The World Health Organization does not have evidence that the monkeypox virus has mutated, a senior executive at the U.N. agency said on Monday, noting the infectious disease that has been endemic in west and central Africa has tended not to change.
Last week, a man in Massachusetts became the first person in the United States to be diagnosed with monkeypox since 2021. On May 22, U.S. health authorities announced they may have found the third documented case in a patient in South Florida.
White House COVID-19 response coordinator Dr. Ashish Jha said on May 22 he expects a U.S. Food and Drug Administration decision on authorizing Moderna’s vaccine for children under age five within the next few weeks.
The World Health Organization was due to hold an emergency meeting on May 20 to discuss the recent outbreak of monkeypox, a viral infection more common to west and central Africa, after more than 100 cases were confirmed or suspected in Europe.
The World Health Organization’s European chief said on May 20 he is concerned that the spread of monkeypox could accelerate in the region as people gather for parties and festivals over the summer months.
A man in Massachusetts became the first person reported to have a case of monkeypox in the United States since 2021. The man contracted monkeypox after traveling to Canada, although Quebec’s Ministry of Health and Social Services told CBC News that no cases had been reported to the agency. SIGA Technologies is prepared to provide treatment to those infected with monkeypox.
A smattering of monkeypox cases in Britain prompted authorities to offer a smallpox vaccine to some healthcare workers and others who may have been exposed, as a handful more cases were confirmed in parts of Europe.
The Massachusetts Department of Public Health on May 17 said it had confirmed a single case of monkeypox virus infection in a man who had recently traveled to Canada.

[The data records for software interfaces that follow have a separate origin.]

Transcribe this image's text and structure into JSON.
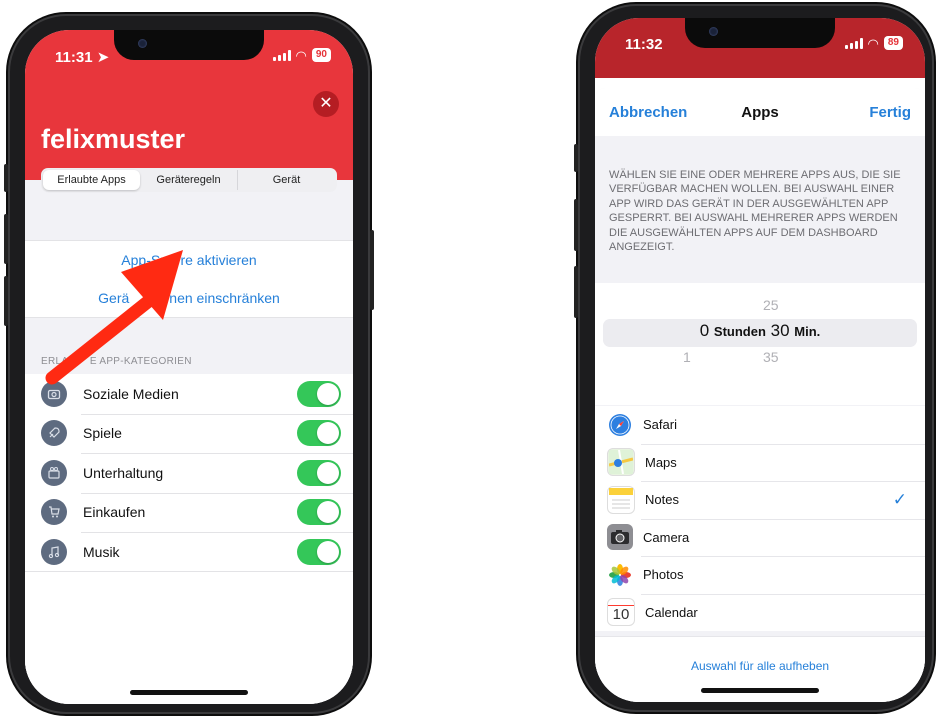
{
  "left_phone": {
    "status": {
      "time": "11:31",
      "battery": "90"
    },
    "username": "felixmuster",
    "segments": [
      "Erlaubte Apps",
      "Geräteregeln",
      "Gerät"
    ],
    "actions": {
      "lock": "App-Sperre aktivieren",
      "restrict_prefix": "Gerä",
      "restrict_suffix": "nen einschränken"
    },
    "section_prefix": "ERLAU",
    "section_suffix": "E APP-KATEGORIEN",
    "categories": [
      {
        "label": "Soziale Medien",
        "icon": "camera-icon",
        "enabled": true
      },
      {
        "label": "Spiele",
        "icon": "rocket-icon",
        "enabled": true
      },
      {
        "label": "Unterhaltung",
        "icon": "video-icon",
        "enabled": true
      },
      {
        "label": "Einkaufen",
        "icon": "cart-icon",
        "enabled": true
      },
      {
        "label": "Musik",
        "icon": "music-note-icon",
        "enabled": true
      }
    ],
    "accent_color": "#e8363c"
  },
  "right_phone": {
    "status": {
      "time": "11:32",
      "battery": "89"
    },
    "nav": {
      "cancel": "Abbrechen",
      "title": "Apps",
      "done": "Fertig"
    },
    "description": "WÄHLEN SIE EINE ODER MEHRERE APPS AUS, DIE SIE VERFÜGBAR MACHEN WOLLEN. BEI AUSWAHL EINER APP WIRD DAS GERÄT IN DER AUSGEWÄHLTEN APP GESPERRT. BEI AUSWAHL MEHRERER APPS WERDEN DIE AUSGEWÄHLTEN APPS AUF DEM DASHBOARD ANGEZEIGT.",
    "picker": {
      "minutes_above": "25",
      "hours": "0",
      "hours_unit": "Stunden",
      "minutes": "30",
      "minutes_unit": "Min.",
      "hours_below": "1",
      "minutes_below": "35"
    },
    "apps": [
      {
        "label": "Safari",
        "icon": "safari-icon",
        "checked": false
      },
      {
        "label": "Maps",
        "icon": "maps-icon",
        "checked": false
      },
      {
        "label": "Notes",
        "icon": "notes-icon",
        "checked": true
      },
      {
        "label": "Camera",
        "icon": "camera-icon",
        "checked": false
      },
      {
        "label": "Photos",
        "icon": "photos-icon",
        "checked": false
      },
      {
        "label": "Calendar",
        "icon": "calendar-icon",
        "checked": false,
        "icon_text": "10"
      }
    ],
    "deselect_all": "Auswahl für alle aufheben",
    "link_color": "#2680d9"
  }
}
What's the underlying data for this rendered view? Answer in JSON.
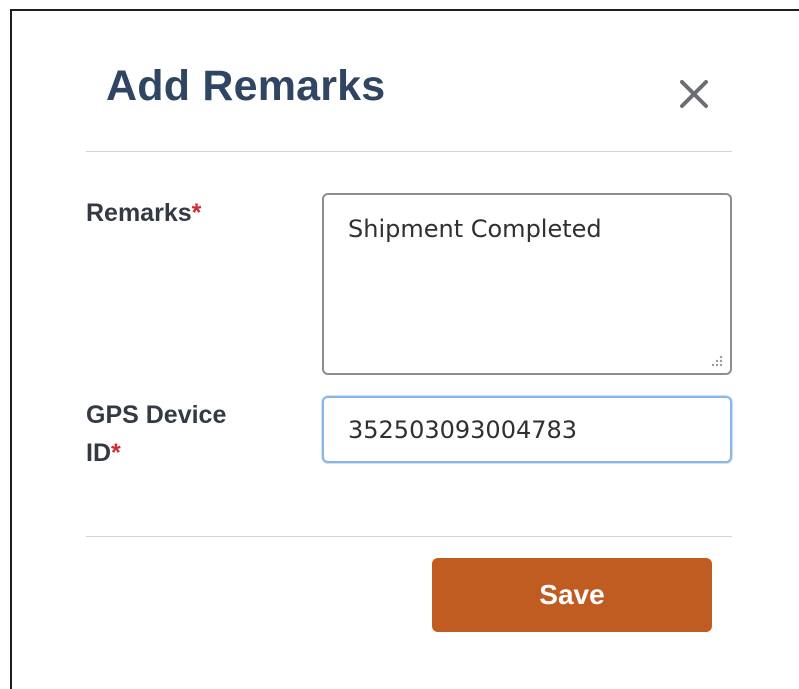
{
  "modal": {
    "title": "Add Remarks",
    "close_icon": "close-icon"
  },
  "form": {
    "remarks": {
      "label": "Remarks",
      "required_mark": "*",
      "value": "Shipment Completed"
    },
    "gps_device_id": {
      "label_line1": "GPS Device",
      "label_line2": "ID",
      "required_mark": "*",
      "value": "352503093004783"
    }
  },
  "footer": {
    "save_label": "Save"
  },
  "colors": {
    "title": "#2f4561",
    "required": "#d32b2b",
    "save_button": "#c05b22",
    "input_focus_border": "#8cb6e6"
  }
}
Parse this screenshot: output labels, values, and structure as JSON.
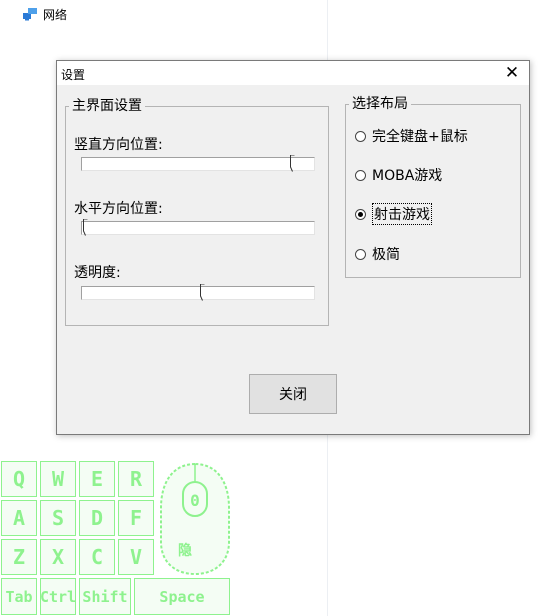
{
  "explorer": {
    "nav_item": "网络"
  },
  "dialog": {
    "title": "设置",
    "close_glyph": "✕",
    "main_group": {
      "title": "主界面设置",
      "sliders": [
        {
          "label": "竖直方向位置:",
          "value": 0.92
        },
        {
          "label": "水平方向位置:",
          "value": 0.0
        },
        {
          "label": "透明度:",
          "value": 0.52
        }
      ]
    },
    "layout_group": {
      "title": "选择布局",
      "options": [
        {
          "label": "完全键盘+鼠标",
          "selected": false
        },
        {
          "label": "MOBA游戏",
          "selected": false
        },
        {
          "label": "射击游戏",
          "selected": true
        },
        {
          "label": "极简",
          "selected": false
        }
      ]
    },
    "ok_button": "关闭"
  },
  "overlay": {
    "color": "#8ef28e",
    "rows": [
      [
        "Q",
        "W",
        "E",
        "R"
      ],
      [
        "A",
        "S",
        "D",
        "F"
      ],
      [
        "Z",
        "X",
        "C",
        "V"
      ]
    ],
    "bottom": [
      "Tab",
      "Ctrl",
      "Shift",
      "Space"
    ],
    "mouse_button": "0",
    "mouse_label": "隐"
  }
}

Bavarian Nordic became the first company to win approval for the only vaccine designed to prevent smallpox and monkeypox disease in adults who are considered at high risk of the viruses.